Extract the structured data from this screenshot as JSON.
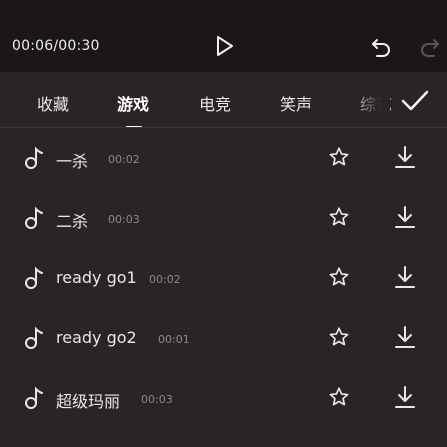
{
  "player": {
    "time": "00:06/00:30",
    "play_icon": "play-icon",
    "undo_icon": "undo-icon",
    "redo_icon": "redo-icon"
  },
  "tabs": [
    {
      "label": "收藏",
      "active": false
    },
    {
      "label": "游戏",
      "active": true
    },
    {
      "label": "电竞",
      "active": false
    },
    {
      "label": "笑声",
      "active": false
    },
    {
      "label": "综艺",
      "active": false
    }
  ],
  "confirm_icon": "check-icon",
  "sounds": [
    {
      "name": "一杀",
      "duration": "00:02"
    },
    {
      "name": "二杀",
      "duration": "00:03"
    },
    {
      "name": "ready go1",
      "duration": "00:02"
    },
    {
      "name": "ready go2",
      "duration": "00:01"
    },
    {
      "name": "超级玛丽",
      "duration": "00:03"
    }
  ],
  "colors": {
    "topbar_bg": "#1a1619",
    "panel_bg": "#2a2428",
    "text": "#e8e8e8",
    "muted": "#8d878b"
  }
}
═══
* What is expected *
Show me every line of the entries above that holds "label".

* Output below *
      "label": "收藏",
      "label": "游戏",
      "label": "电竞",
      "label": "笑声",
      "label": "综艺",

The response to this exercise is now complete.